In today’s hyper-competitive landscape, the departure of even one high-performing sales professional can result in significant revenue loss, decreased team morale, and a void that takes time and resources to fill. According to benchmarking data from the Society for Human Resource Management (SHRM), the average cost per hire is nearly $4,700, and the average executive cost per hire is more than $28,000.
Sales professionals are the backbone of revenue generation in any organization. So, what entices top sales talent to join, remain engaged, or exit a company?
Why Top Sales Talent Comes On Board
Transparent and Motivating Compensation Plans
In the world of sales, convoluted compensation structures are more of a deterrent than an incentive. A straightforward and motivating compensation plan that rewards the behaviors essential for achieving strategic objectives and driving sustainable revenue is a must – it is no longer just about base salary. According to a Salesforce report, 52% of salespeople prioritize compensation when considering a new job opportunity.

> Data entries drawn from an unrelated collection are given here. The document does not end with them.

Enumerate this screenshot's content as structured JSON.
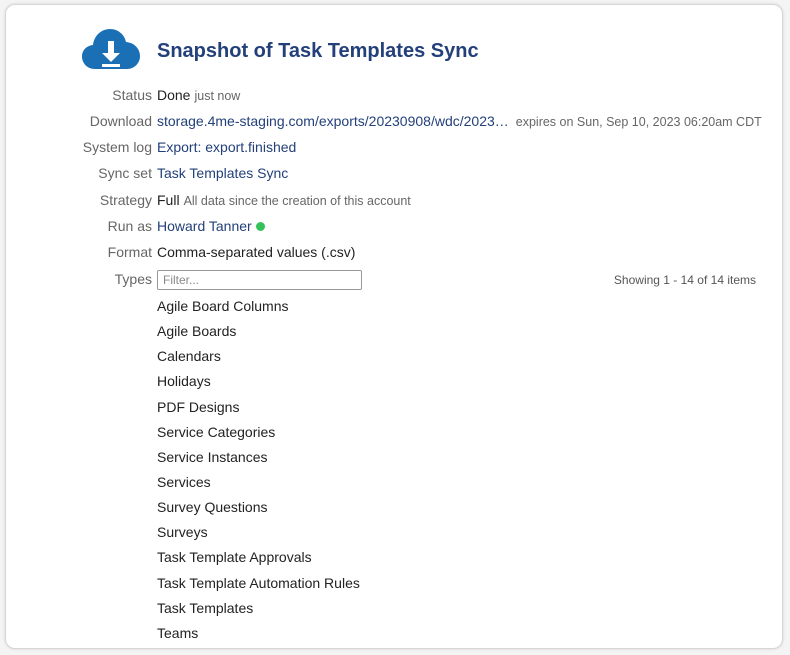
{
  "page": {
    "title": "Snapshot of Task Templates Sync",
    "icon": "cloud-download-icon",
    "accent_color": "#23407a",
    "icon_color": "#1a6fb5",
    "online_color": "#34c25b"
  },
  "details": {
    "status": {
      "label": "Status",
      "value": "Done",
      "note": "just now"
    },
    "download": {
      "label": "Download",
      "link": "storage.4me-staging.com/exports/20230908/wdc/2023…",
      "note": "expires on Sun, Sep 10, 2023 06:20am CDT"
    },
    "system_log": {
      "label": "System log",
      "link": "Export: export.finished"
    },
    "sync_set": {
      "label": "Sync set",
      "link": "Task Templates Sync"
    },
    "strategy": {
      "label": "Strategy",
      "value": "Full",
      "note": "All data since the creation of this account"
    },
    "run_as": {
      "label": "Run as",
      "link": "Howard Tanner"
    },
    "format": {
      "label": "Format",
      "value": "Comma-separated values (.csv)"
    }
  },
  "types": {
    "label": "Types",
    "filter_placeholder": "Filter...",
    "showing": "Showing 1 - 14 of 14 items",
    "items": [
      "Agile Board Columns",
      "Agile Boards",
      "Calendars",
      "Holidays",
      "PDF Designs",
      "Service Categories",
      "Service Instances",
      "Services",
      "Survey Questions",
      "Surveys",
      "Task Template Approvals",
      "Task Template Automation Rules",
      "Task Templates",
      "Teams"
    ]
  }
}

A company’s brand is no longer just for customers. According to Glassdoor, 84% of job seekers consider the company’s reputation as an employer before applying. Top sales talent is likely to join a company with a strong market presence, positive reviews, and a good reputation as an employer.
Career Advancement Opportunities
A LinkedIn survey found that 45% of employees who switch jobs cite a lack of career advancement opportunities as the reason for leaving. Sales professionals are driven individuals who often look for roles that promise more than financial gains, including career growth, new roles, and opportunities to lead.
Why Top Sales Talent Stays
Sales Enablement Tools and Technologies
According to Accenture, 59% of salespeople say they have access to too many sales tools, indicating that not all tools provided are useful or efficient. Sales talent needs the right tools to succeed. If the company’s technology is outdated or cumbersome, top salespeople may leave for companies that offer better tools that make it easier to meet their quotas. As a sales leader, equip your team with tools that make their work easier and enable them to excel in their roles.
Training and Development
The 2023 State of Sales Training report states that 65% of high-performing organizations incorporated non-technology simulations such as in-person role plays into their sales training, compared with 39% of organizations that were not high performers. Providing opportunities for skills upgrading through workshops, regular training programs, and conferences to cultivate a culture of continuous learning and growth is necessary.
Top sales talent often desires flexibility, whether in the form of remote work options, flexible hours, or a supportive company culture that understands the value of work-life balance. A survey by the Society for Human Resource Management (SHRM) found that 53% of employees place a high importance on achieving a balance between their personal and professional lives.
According to a Columbia University study, the likelihood of job turnover at an organization with a rich company culture is a mere 13.9%, compared to 48.4% in companies with a poor culture. Organizational culture is increasingly recognized as a vital factor in attracting and retaining employees. Top sales talent often seeks a supportive, inclusive, and motivational work environment.
Why Top Sales Talent Leaves
A survey by Glassdoor indicates that approximately 35% of employees will look for a new job if they don’t receive a pay raise within 12 months.
A main reason top talent comes on board and a main reason they leave. Salespeople gauge their value and success through their earnings. If a salesperson feels that they are not adequately rewarded for their efforts or see a disparity between their earnings and market rates, it can be a major motivator to seek employment elsewhere.
Job Role Misalignment
A Gallup study reveals that less than half of U.S. employees strongly feel that their job description aligns with the work they are asked to do. Often, sales roles can evolve or change, leading to misalignment between what a salesperson is hired for and what they end up doing. This can result in dissatisfaction and, ultimately, departure.
Poor Management and Leadership
A Gallup poll found that approximately 50% of employees quit their jobs to get away from their managers at some point in their career.
Last week, our CEO shared a quote by Alexander den Heijer that really resonated with me – “When I talk to managers, I get the feeling they’re important. When I talk to leaders, I get the feeling I’m important.” Remember, the importance of effective leadership cannot be overstated.
Have you considered implementing Stay Interviews?
Stay interviews can be an invaluable tool for understanding why your employees are sticking around, and they can offer insights into how you can improve retention.
Here are some thoughtful questions designed to get at the heart of what keeps your employees engaged and what might make them consider leaving:
- What do you look forward to when you come to work each day?
- What do you like most or least about working here?
- What keeps you working here?
- If you could change something about your job, what would that be?
- What would make your job more satisfying?
- How do you like to be recognized?
- What talents are not being used in your current role?
- Do you feel you are fairly compensated for your contributions?
- Are there additional benefits or perks you’d like to see?
- Do you feel you can achieve your career aspirations here?
- Do you feel you are getting the professional development you want?
- Do you have the resources and support to accomplish your work without feeling burned out?
- How effective is the communication between you and your manager?
- What would make you leave our company?
Losing out on top sales talent can have a domino effect on team performance and overall revenue. Understanding the factors influencing top performers is essential for recruiting and retention. As a sales leader in 2023, this understanding is not merely beneficial—it’s crucial.